▶ What you will do: Copy every line from the records that holds the word "requests".

(Dataset rows for apps and sites)
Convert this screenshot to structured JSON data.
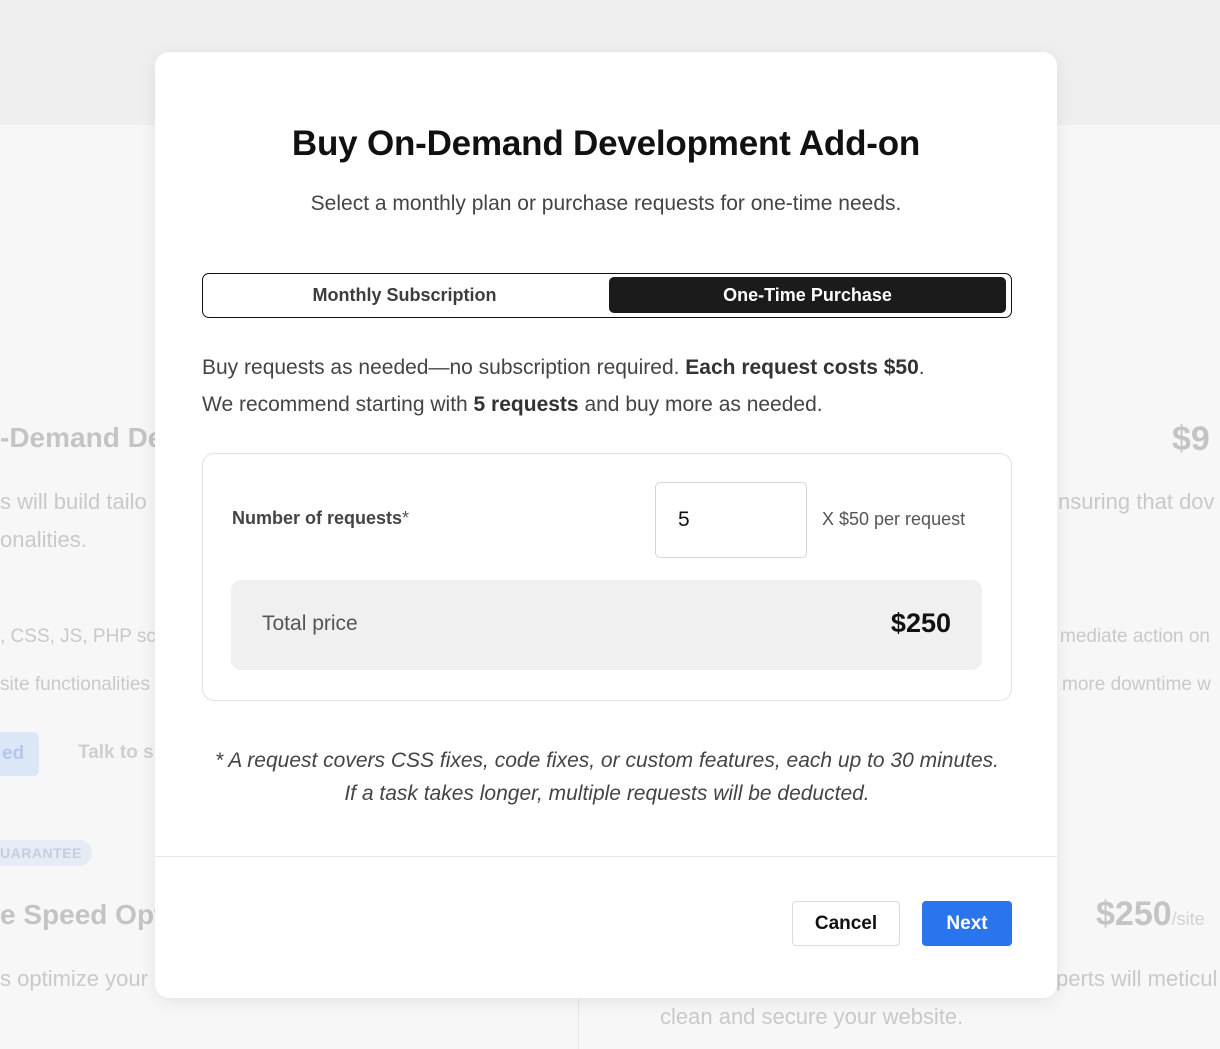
{
  "background": {
    "title_fragment": "-Demand Dev",
    "price_fragment": "$9",
    "line1_fragment": "s will build tailo",
    "line2_fragment": "onalities.",
    "line1_right_fragment": "nsuring that dov",
    "tags_fragment": ", CSS, JS, PHP scri",
    "tags2_fragment": "site functionalities",
    "tags_right_fragment": "mediate action on",
    "tags2_right_fragment": "more downtime w",
    "button_fragment": "ed",
    "link_fragment": "Talk to s",
    "badge_fragment": "UARANTEE",
    "second_title_fragment": "e Speed Opti",
    "second_price": "$250",
    "second_price_suffix": "/site",
    "second_line_fragment": "s optimize your",
    "second_line_right_fragment": "perts will meticul",
    "second_line2_fragment": "clean and secure your website."
  },
  "modal": {
    "title": "Buy On-Demand Development Add-on",
    "subtitle": "Select a monthly plan or purchase requests for one-time needs.",
    "tabs": [
      {
        "label": "Monthly Subscription",
        "active": false
      },
      {
        "label": "One-Time Purchase",
        "active": true
      }
    ],
    "description": {
      "part1": "Buy requests as needed—no subscription required. ",
      "bold1": "Each request costs $50",
      "part2": ".",
      "part3": "We recommend starting with ",
      "bold2": "5 requests",
      "part4": " and buy more as needed."
    },
    "requests": {
      "label": "Number of requests",
      "required_marker": "*",
      "value": "5",
      "unit_text": "X $50 per request"
    },
    "total": {
      "label": "Total price",
      "value": "$250"
    },
    "footnote": "* A request covers CSS fixes, code fixes, or custom features, each up to 30 minutes. If a task takes longer, multiple requests will be deducted.",
    "buttons": {
      "cancel": "Cancel",
      "next": "Next"
    },
    "colors": {
      "primary": "#2a74ee",
      "toggle_active": "#1b1b1b"
    }
  }
}
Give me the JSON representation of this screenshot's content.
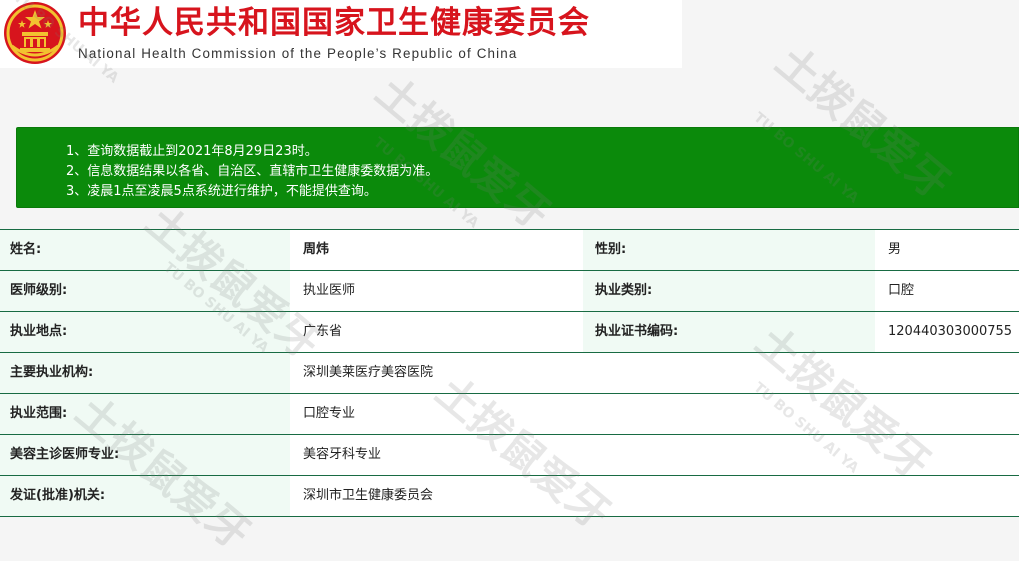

▶ Written answer:
    "subtitle": "Select a monthly plan or purchase requests for one-time needs.",
      "part1": "Buy requests as needed—no subscription required. ",
      "bold2": "5 requests",
    "requests": {
      "label": "Number of requests",
    "footnote": "* A request covers CSS fixes, code fixes, or custom features, each up to 30 minutes. If a task takes longer, multiple requests will be deducted.",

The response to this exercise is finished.